pH – Applicable national standard for pH electrodes
F– – See 2.1 above
P2O5 or P – Spectrophotometry
The P2O5 or P is measured by reaction with acidic molybdate reagents to form a
reduced phosphomolybdenum blue complex whose concentration is measured spectropho-
Trace elements in samples accumulated from flow proportional sampling systems are
analysed by inductively coupled plasma or atomic absorption. Some or all of the following
may be required to be analysed:-
As, Cd, Cr, Hg, Ni, Pb and Zn.
Frequency would need to be agreed with national authorities and may be weekly to
quarterly. Inductively coupled plasma emission spectroscopy relies on sample injection
into a plasma formed by the ionisation of argon. The sample is injected as an aerosol and
the resulting plasma analysed at a point when the background radiation is free of argon
lines and well suited for spectroscopic analysis.
Atomic absorption takes place when an atom in the vapour phase absorbs a photo of
visible or ultraviolet light. One of the outer electrons of the atom is raised to an excited
energy level. The wavelength at which absorption takes place is characteristic of the ele-
ment and the degree of absorption is a function of the concentration of atoms in the vapour

4. Emission to Land
4.1 Water Recirculation
The discharge will need to be monitored for flow and flow proportional samples or high
frequency sampling with on-line analysis applied as follows:-
Flow – Ultrasonic
P2O5 or P – See 3.1 above
F– – See 2.1 above
Ground water quality should be monitored at vulnerable locations to detect any contam-
ination from the land-based gypsum disposal.
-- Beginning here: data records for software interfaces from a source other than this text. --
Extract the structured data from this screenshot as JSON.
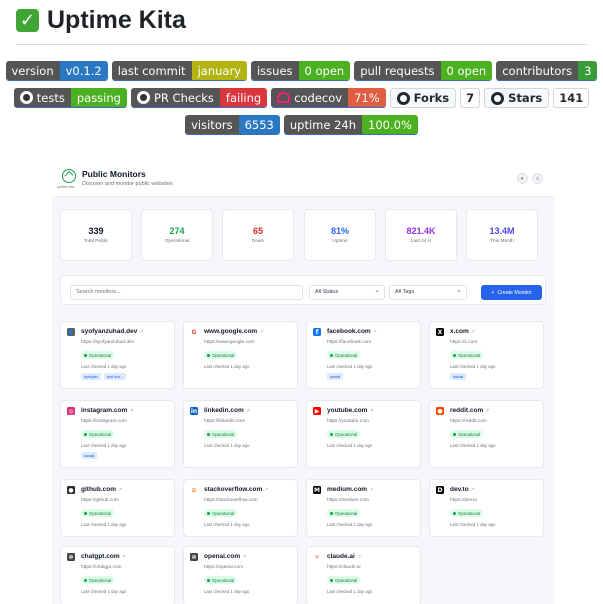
{
  "readme": {
    "title": "Uptime Kita",
    "title_emoji": "✓"
  },
  "badges_row1": [
    {
      "left": "version",
      "right": "v0.1.2",
      "color": "#2a78c2"
    },
    {
      "left": "last commit",
      "right": "january",
      "color": "#b3b312"
    },
    {
      "left": "issues",
      "right": "0 open",
      "color": "#4cb120"
    },
    {
      "left": "pull requests",
      "right": "0 open",
      "color": "#4cb120"
    },
    {
      "left": "contributors",
      "right": "3",
      "color": "#3a9b3a"
    }
  ],
  "badges_row2": {
    "tests": {
      "left": "tests",
      "right": "passing"
    },
    "pr_checks": {
      "left": "PR Checks",
      "right": "failing"
    },
    "codecov": {
      "left": "codecov",
      "right": "71%"
    },
    "forks": {
      "label": "Forks",
      "count": "7"
    },
    "stars": {
      "label": "Stars",
      "count": "141"
    }
  },
  "badges_row3": {
    "visitors": {
      "left": "visitors",
      "right": "6553"
    },
    "uptime": {
      "left": "uptime 24h",
      "right": "100.0%"
    }
  },
  "app": {
    "logo_caption": "uptime kita",
    "title": "Public Monitors",
    "subtitle": "Discover and monitor public websites",
    "theme_icon": "◐",
    "home_icon": "⌂",
    "stats": [
      {
        "value": "339",
        "label": "Total Public",
        "color": "#111827"
      },
      {
        "value": "274",
        "label": "Operational",
        "color": "#16a34a"
      },
      {
        "value": "65",
        "label": "Down",
        "color": "#dc2626"
      },
      {
        "value": "81%",
        "label": "Uptime",
        "color": "#2563eb"
      },
      {
        "value": "821.4K",
        "label": "Last 24 H",
        "color": "#9333ea"
      },
      {
        "value": "13.4M",
        "label": "This Month",
        "color": "#4f46e5"
      }
    ],
    "search_placeholder": "Search monitors...",
    "status_filter": "All Status",
    "tags_filter": "All Tags",
    "create_button": "Create Monitor",
    "status_label": "Operational",
    "last_checked": "Last checked 1 day ago",
    "monitors": [
      {
        "name": "syofyanzuhad.dev",
        "url": "https://syofyanzuhad.dev",
        "icon": "👤",
        "icon_color": "#6b5b45",
        "tags": [
          "syofyan",
          "tool ton..."
        ]
      },
      {
        "name": "www.google.com",
        "url": "https://www.google.com",
        "icon": "G",
        "icon_color": "#ea4335",
        "tags": []
      },
      {
        "name": "facebook.com",
        "url": "https://facebook.com",
        "icon": "f",
        "icon_color": "#1877f2",
        "tags": [
          "social"
        ]
      },
      {
        "name": "x.com",
        "url": "https://x.com",
        "icon": "X",
        "icon_color": "#000000",
        "tags": [
          "social"
        ]
      },
      {
        "name": "instagram.com",
        "url": "https://instagram.com",
        "icon": "◎",
        "icon_color": "#d62976",
        "tags": [
          "social"
        ]
      },
      {
        "name": "linkedin.com",
        "url": "https://linkedin.com",
        "icon": "in",
        "icon_color": "#0a66c2",
        "tags": []
      },
      {
        "name": "youtube.com",
        "url": "https://youtube.com",
        "icon": "▶",
        "icon_color": "#ff0000",
        "tags": []
      },
      {
        "name": "reddit.com",
        "url": "https://reddit.com",
        "icon": "●",
        "icon_color": "#ff4500",
        "tags": []
      },
      {
        "name": "github.com",
        "url": "https://github.com",
        "icon": "●",
        "icon_color": "#24292f",
        "tags": []
      },
      {
        "name": "stackoverflow.com",
        "url": "https://stackoverflow.com",
        "icon": "≡",
        "icon_color": "#f48024",
        "tags": []
      },
      {
        "name": "medium.com",
        "url": "https://medium.com",
        "icon": "M",
        "icon_color": "#000000",
        "tags": []
      },
      {
        "name": "dev.to",
        "url": "https://dev.to",
        "icon": "D",
        "icon_color": "#0a0a0a",
        "tags": []
      },
      {
        "name": "chatgpt.com",
        "url": "https://chatgpt.com",
        "icon": "✻",
        "icon_color": "#444444",
        "tags": []
      },
      {
        "name": "openai.com",
        "url": "https://openai.com",
        "icon": "✻",
        "icon_color": "#444444",
        "tags": []
      },
      {
        "name": "claude.ai",
        "url": "https://claude.ai",
        "icon": "✳",
        "icon_color": "#d97757",
        "tags": []
      }
    ]
  }
}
Ground water contamination would need to
be agreed with authorities.

4.2 No Water Recirculation

See 3.1 and 3.2 above and comments in 4.1 regarding ground water assessment.

1. Identification
Chemical name : Orthophosphoric acid
Commonly used synonyms : Phosphoric acid, 40-60%
: Merchant grade acid
C.A.S. Registry number : 7664-38-2
EINECS Number : 231-633-2
EINECS Name : Orthophosphoric acid
Molecular formula : H3PO4

3. Hazards to Man and the Environment

To man
Phosphoric acid is corrosive to all parts of the body.
Contact with the skin can cause redness and burns.
Splashes in the eyes cause irritation and burns.
Acid mists may cause throat and lung irritation.
To the environment
Phosphoric acid is harmful to aquatic life.

3. Physical and Chemical Properties

Appearance : Brownish/greenish viscous liquid
Odour : Slight acid odour
pH (no dilution) :<1
Freezing point : –17.5°C (75%)
Boiling point : 133°C (75%)
Auto-ignition temperature : Not applicable
Vapour pressure : 267Pa at 20°C
Solubility in water : Miscible in all proportions
Density : at 15.5°C (75%)

Best Available Techniques Booklets
were first issued by EFMA in 1995
Second revised edition 2000

1. Production of Ammonia
2. Production of Nitric Acid
3. Production of Sulphuric Acid
(in collaboration with ESA)
4. Production of Phosphoric Acid
5. Production of Urea and Urea-Ammonium Nitrate
6. Production of Ammonium Nitrate and Calcium Ammonium Nitrate
7. Production of NPK Compound Fertilizers by Nitrophosphate Route
8. Production of NPK Compound Fertilizers by Mixed Acid Route

Printed by Fisherprint Ltd, Peterborough, England